- Table of Contents
AbbreviationsIntroduction: The "Special Relationship" with CanadaApproaches to Canadian-American Economic RelationsThe State Department, Congress and Trade Relations with Canada, 1945-1949Continental Industrial Mobilization Planning and Production, 1947-1953American National Security and Canadian Strategic Materials, 1947-1953The Continental Integration of Transportation: American National Security and the Seaway Issue, 1945-1954Assessing Canada's Unique Role in Postwar American Foreign Economic PolicyBibliographyIndex
This book is clear and persuasive.
[A] very useful study of American-Canadian economic relations in the era immediately following World War II...He achieves his goal of proving to scholars of American foreign policy that a special relationship existed between the two allies. The strength of Aronsen's analysis is its convincing and detailed depiction of the complexities of the asymmetrical relationship and his rebuttal of American radical scholars' and Canadian nationalists' long-held perceptions of unmitigated American dominance in the relationship.

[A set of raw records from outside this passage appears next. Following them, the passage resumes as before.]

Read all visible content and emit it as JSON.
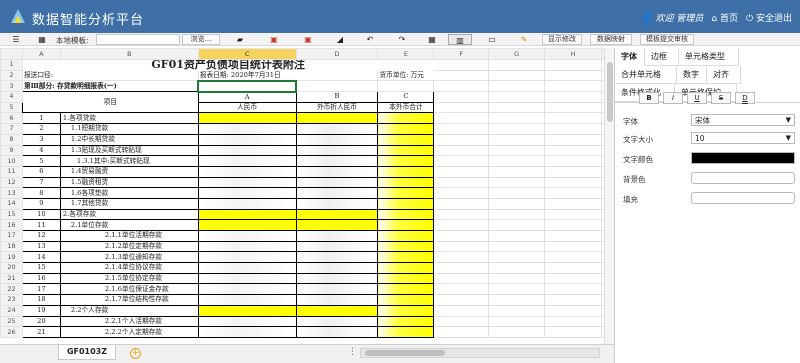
{
  "app": {
    "title": "数据智能分析平台"
  },
  "header": {
    "user": "欢迎 管理员",
    "home": "首页",
    "logout": "安全退出"
  },
  "toolbar": {
    "template_label": "本地模板:",
    "browse": "浏览...",
    "show_changes": "显示修改",
    "data_map": "数据映射",
    "submit_review": "模板提交审核"
  },
  "sheet": {
    "columns": [
      "A",
      "B",
      "C",
      "D",
      "E",
      "F",
      "G",
      "H",
      "I"
    ],
    "title": "GF01资产负债项目统计表附注",
    "org_label": "报送口径:",
    "date_label": "报表日期: 2020年7月31日",
    "unit_label": "货币单位: 万元",
    "section": "第Ⅲ部分: 存贷款明细报表(一)",
    "col_letters": [
      "A",
      "B",
      "C"
    ],
    "item_header": "项目",
    "col_names": [
      "人民币",
      "外币折人民币",
      "本外币合计"
    ],
    "items": [
      {
        "row": "6",
        "no": "1",
        "label": "1.各项贷款",
        "indent": 0
      },
      {
        "row": "7",
        "no": "2",
        "label": "1.1短期贷款",
        "indent": 1
      },
      {
        "row": "8",
        "no": "3",
        "label": "1.2中长期贷款",
        "indent": 1
      },
      {
        "row": "9",
        "no": "4",
        "label": "1.3贴现及买断式转贴现",
        "indent": 1
      },
      {
        "row": "10",
        "no": "5",
        "label": "1.3.1其中:买断式转贴现",
        "indent": 2
      },
      {
        "row": "11",
        "no": "6",
        "label": "1.4贸易融资",
        "indent": 1
      },
      {
        "row": "12",
        "no": "7",
        "label": "1.5融资租赁",
        "indent": 1
      },
      {
        "row": "13",
        "no": "8",
        "label": "1.6各项垫款",
        "indent": 1
      },
      {
        "row": "14",
        "no": "9",
        "label": "1.7其他贷款",
        "indent": 1
      },
      {
        "row": "15",
        "no": "10",
        "label": "2.各项存款",
        "indent": 0
      },
      {
        "row": "16",
        "no": "11",
        "label": "2.1单位存款",
        "indent": 1
      },
      {
        "row": "17",
        "no": "12",
        "label": "2.1.1单位活期存款",
        "indent": 3
      },
      {
        "row": "18",
        "no": "13",
        "label": "2.1.2单位定期存款",
        "indent": 3
      },
      {
        "row": "19",
        "no": "14",
        "label": "2.1.3单位通知存款",
        "indent": 3
      },
      {
        "row": "20",
        "no": "15",
        "label": "2.1.4单位协议存款",
        "indent": 3
      },
      {
        "row": "21",
        "no": "16",
        "label": "2.1.5单位协定存款",
        "indent": 3
      },
      {
        "row": "22",
        "no": "17",
        "label": "2.1.6单位保证金存款",
        "indent": 3
      },
      {
        "row": "23",
        "no": "18",
        "label": "2.1.7单位结构性存款",
        "indent": 3
      },
      {
        "row": "24",
        "no": "19",
        "label": "2.2个人存款",
        "indent": 1
      },
      {
        "row": "25",
        "no": "20",
        "label": "2.2.1个人活期存款",
        "indent": 3
      },
      {
        "row": "26",
        "no": "21",
        "label": "2.2.2个人定期存款",
        "indent": 3
      }
    ],
    "tab_name": "GF0103Z"
  },
  "panel": {
    "tabs_row1": [
      "字体",
      "边框",
      "单元格类型",
      "合并单元格"
    ],
    "tabs_row2": [
      "数字",
      "对齐",
      "条件格式化",
      "单元格保护"
    ],
    "fmt_buttons": [
      "B",
      "I",
      "U",
      "S",
      "D"
    ],
    "font_label": "字体",
    "font_value": "宋体",
    "size_label": "文字大小",
    "size_value": "10",
    "color_label": "文字颜色",
    "bg_label": "背景色",
    "fill_label": "填充"
  },
  "colors": {
    "header_bg": "#3e6fa6",
    "highlight": "#ffff00",
    "selected_col": "#f6d35c"
  }
}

It is therefore with some nostalgia that Aronsen's book gives Canadians a clearer understanding of how their country was able to benefit from America's preoccupation with national security at the dawn of the Cold War.